> **TASK ITEM**: List each line of the data that holds the string "home", please.

> **MATERIAL FOR THIS TASK**:
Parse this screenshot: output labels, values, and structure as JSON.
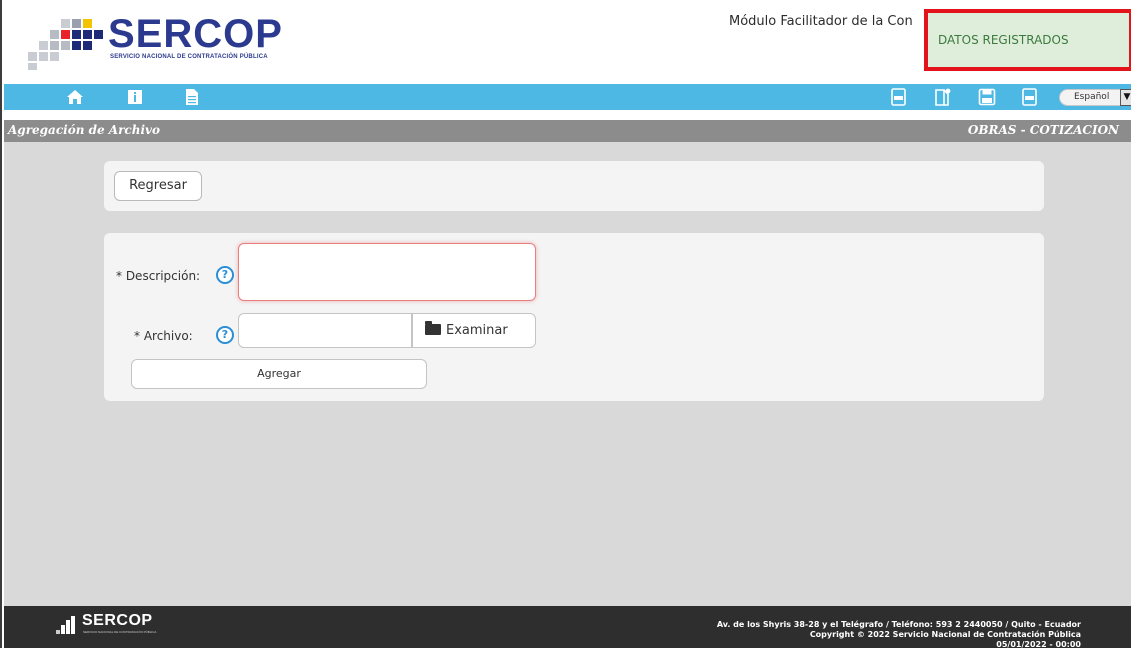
{
  "header": {
    "logo_text": "SERCOP",
    "logo_subtitle": "SERVICIO NACIONAL DE CONTRATACIÓN PÚBLICA",
    "module_title": "Módulo Facilitador de la Con"
  },
  "toast": {
    "message": "DATOS REGISTRADOS"
  },
  "toolbar": {
    "left_icons": [
      "home-icon",
      "info-icon",
      "document-icon"
    ],
    "right_icons": [
      "pdf-icon",
      "new-document-icon",
      "save-icon",
      "pdf-export-icon"
    ],
    "language": "Español"
  },
  "section": {
    "title": "Agregación de Archivo",
    "context": "OBRAS - COTIZACION"
  },
  "actions": {
    "back_label": "Regresar",
    "add_label": "Agregar",
    "browse_label": "Examinar"
  },
  "form": {
    "description_label": "* Descripción:",
    "description_value": "",
    "file_label": "* Archivo:",
    "file_value": "",
    "help_glyph": "?"
  },
  "footer": {
    "logo_text": "SERCOP",
    "address": "Av. de los Shyris 38-28 y el Telégrafo / Teléfono: 593 2 2440050 / Quito - Ecuador",
    "copyright": "Copyright © 2022 Servicio Nacional de Contratación Pública",
    "datetime": "05/01/2022 - 00:00"
  },
  "colors": {
    "toolbar": "#4db8e3",
    "section_bar": "#8c8c8c",
    "content_bg": "#d9d9d9",
    "toast_bg": "#dfeedb",
    "toast_border": "#e3131b",
    "logo_blue": "#2b3a8f",
    "help_blue": "#2a8fd6",
    "footer_bg": "#2e2e2e"
  }
}
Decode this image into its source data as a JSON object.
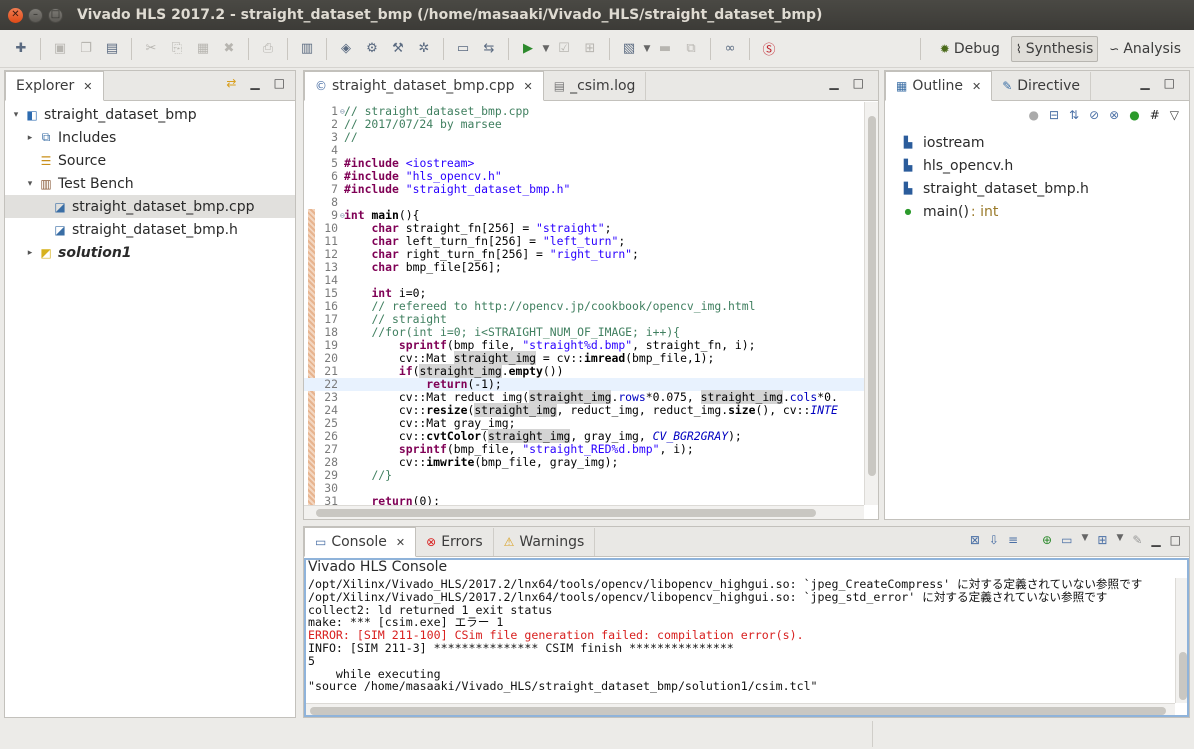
{
  "window": {
    "title": "Vivado HLS 2017.2 - straight_dataset_bmp (/home/masaaki/Vivado_HLS/straight_dataset_bmp)"
  },
  "perspectives": {
    "debug": "Debug",
    "synthesis": "Synthesis",
    "analysis": "Analysis",
    "active": "Synthesis"
  },
  "explorer": {
    "tab_label": "Explorer",
    "items": [
      {
        "label": "straight_dataset_bmp",
        "level": 0,
        "twisty": "▾",
        "icon": "project-icon"
      },
      {
        "label": "Includes",
        "level": 1,
        "twisty": "▸",
        "icon": "includes-icon"
      },
      {
        "label": "Source",
        "level": 1,
        "twisty": "",
        "icon": "source-folder-icon"
      },
      {
        "label": "Test Bench",
        "level": 1,
        "twisty": "▾",
        "icon": "testbench-icon"
      },
      {
        "label": "straight_dataset_bmp.cpp",
        "level": 2,
        "twisty": "",
        "icon": "cpp-file-icon",
        "selected": true
      },
      {
        "label": "straight_dataset_bmp.h",
        "level": 2,
        "twisty": "",
        "icon": "h-file-icon"
      },
      {
        "label": "solution1",
        "level": 1,
        "twisty": "▸",
        "icon": "solution-folder-icon",
        "bold_italic": true
      }
    ]
  },
  "editor": {
    "tabs": [
      {
        "label": "straight_dataset_bmp.cpp",
        "active": true,
        "closable": true
      },
      {
        "label": "_csim.log",
        "active": false,
        "closable": false
      }
    ],
    "current_line": 22,
    "lines": [
      {
        "n": "1",
        "fold": "⊖",
        "html": "<span class='cm'>// straight_dataset_bmp.cpp</span>"
      },
      {
        "n": "2",
        "fold": "",
        "html": "<span class='cm'>// 2017/07/24 by marsee</span>"
      },
      {
        "n": "3",
        "fold": "",
        "html": "<span class='cm'>//</span>"
      },
      {
        "n": "4",
        "fold": "",
        "html": ""
      },
      {
        "n": "5",
        "fold": "",
        "html": "<span class='pp'>#include</span> <span class='st'>&lt;iostream&gt;</span>"
      },
      {
        "n": "6",
        "fold": "",
        "html": "<span class='pp'>#include</span> <span class='st'>\"hls_opencv.h\"</span>"
      },
      {
        "n": "7",
        "fold": "",
        "html": "<span class='pp'>#include</span> <span class='st'>\"straight_dataset_bmp.h\"</span>"
      },
      {
        "n": "8",
        "fold": "",
        "html": ""
      },
      {
        "n": "9",
        "fold": "⊖",
        "html": "<span class='kw'>int</span> <b>main</b>(){"
      },
      {
        "n": "10",
        "fold": "",
        "html": "    <span class='kw'>char</span> straight_fn[256] = <span class='st'>\"straight\"</span>;"
      },
      {
        "n": "11",
        "fold": "",
        "html": "    <span class='kw'>char</span> left_turn_fn[256] = <span class='st'>\"left_turn\"</span>;"
      },
      {
        "n": "12",
        "fold": "",
        "html": "    <span class='kw'>char</span> right_turn_fn[256] = <span class='st'>\"right_turn\"</span>;"
      },
      {
        "n": "13",
        "fold": "",
        "html": "    <span class='kw'>char</span> bmp_file[256];"
      },
      {
        "n": "14",
        "fold": "",
        "html": ""
      },
      {
        "n": "15",
        "fold": "",
        "html": "    <span class='kw'>int</span> i=0;"
      },
      {
        "n": "16",
        "fold": "",
        "html": "    <span class='cm'>// refereed to http://opencv.jp/cookbook/opencv_img.html</span>"
      },
      {
        "n": "17",
        "fold": "",
        "html": "    <span class='cm'>// straight</span>"
      },
      {
        "n": "18",
        "fold": "",
        "html": "    <span class='cm'>//for(int i=0; i&lt;STRAIGHT_NUM_OF_IMAGE; i++){</span>"
      },
      {
        "n": "19",
        "fold": "",
        "html": "        <span class='fn'>sprintf</span>(bmp_file, <span class='st'>\"straight%d.bmp\"</span>, straight_fn, i);"
      },
      {
        "n": "20",
        "fold": "",
        "html": "        cv::Mat <span class='hl'>straight_img</span> = cv::<b>imread</b>(bmp_file,1);"
      },
      {
        "n": "21",
        "fold": "",
        "html": "        <span class='kw'>if</span>(<span class='hl'>straight_img</span>.<b>empty</b>())"
      },
      {
        "n": "22",
        "fold": "",
        "html": "            <span class='kw'>return</span>(-1);"
      },
      {
        "n": "23",
        "fold": "",
        "html": "        cv::Mat reduct_img(<span class='hl'>straight_img</span>.<span class='fd'>rows</span>*0.075, <span class='hl'>straight_img</span>.<span class='fd'>cols</span>*0."
      },
      {
        "n": "24",
        "fold": "",
        "html": "        cv::<b>resize</b>(<span class='hl'>straight_img</span>, reduct_img, reduct_img.<b>size</b>(), cv::<span class='it'>INTE</span>"
      },
      {
        "n": "25",
        "fold": "",
        "html": "        cv::Mat gray_img;"
      },
      {
        "n": "26",
        "fold": "",
        "html": "        cv::<b>cvtColor</b>(<span class='hl'>straight_img</span>, gray_img, <span class='it'>CV_BGR2GRAY</span>);"
      },
      {
        "n": "27",
        "fold": "",
        "html": "        <span class='fn'>sprintf</span>(bmp_file, <span class='st'>\"straight_RED%d.bmp\"</span>, i);"
      },
      {
        "n": "28",
        "fold": "",
        "html": "        cv::<b>imwrite</b>(bmp_file, gray_img);"
      },
      {
        "n": "29",
        "fold": "",
        "html": "    <span class='cm'>//}</span>"
      },
      {
        "n": "30",
        "fold": "",
        "html": ""
      },
      {
        "n": "31",
        "fold": "",
        "html": "    <span class='kw'>return</span>(0);"
      }
    ]
  },
  "outline": {
    "tabs": [
      {
        "label": "Outline",
        "active": true
      },
      {
        "label": "Directive",
        "active": false
      }
    ],
    "items": [
      {
        "label": "iostream",
        "type": "",
        "icon": "include-icon"
      },
      {
        "label": "hls_opencv.h",
        "type": "",
        "icon": "include-icon"
      },
      {
        "label": "straight_dataset_bmp.h",
        "type": "",
        "icon": "include-icon"
      },
      {
        "label": "main()",
        "type": ": int",
        "icon": "function-icon"
      }
    ]
  },
  "console": {
    "tabs": [
      {
        "label": "Console",
        "active": true
      },
      {
        "label": "Errors",
        "active": false
      },
      {
        "label": "Warnings",
        "active": false
      }
    ],
    "title": "Vivado HLS Console",
    "lines": [
      {
        "text": "/opt/Xilinx/Vivado_HLS/2017.2/lnx64/tools/opencv/libopencv_highgui.so: `jpeg_CreateCompress' に対する定義されていない参照です",
        "err": false
      },
      {
        "text": "/opt/Xilinx/Vivado_HLS/2017.2/lnx64/tools/opencv/libopencv_highgui.so: `jpeg_std_error' に対する定義されていない参照です",
        "err": false
      },
      {
        "text": "collect2: ld returned 1 exit status",
        "err": false
      },
      {
        "text": "make: *** [csim.exe] エラー 1",
        "err": false
      },
      {
        "text": "ERROR: [SIM 211-100] CSim file generation failed: compilation error(s).",
        "err": true
      },
      {
        "text": "INFO: [SIM 211-3] *************** CSIM finish ***************",
        "err": false
      },
      {
        "text": "5",
        "err": false
      },
      {
        "text": "    while executing",
        "err": false
      },
      {
        "text": "\"source /home/masaaki/Vivado_HLS/straight_dataset_bmp/solution1/csim.tcl\"",
        "err": false
      }
    ]
  }
}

> **TASK OUTPUT**:
      "home-icon",
    "title": "Vivado HLS 2017.2 - straight_dataset_bmp (/home/masaaki/Vivado_HLS/straight_dataset_bmp)"
        "text": "\"source /home/masaaki/Vivado_HLS/straight_dataset_bmp/solution1/csim.tcl\"",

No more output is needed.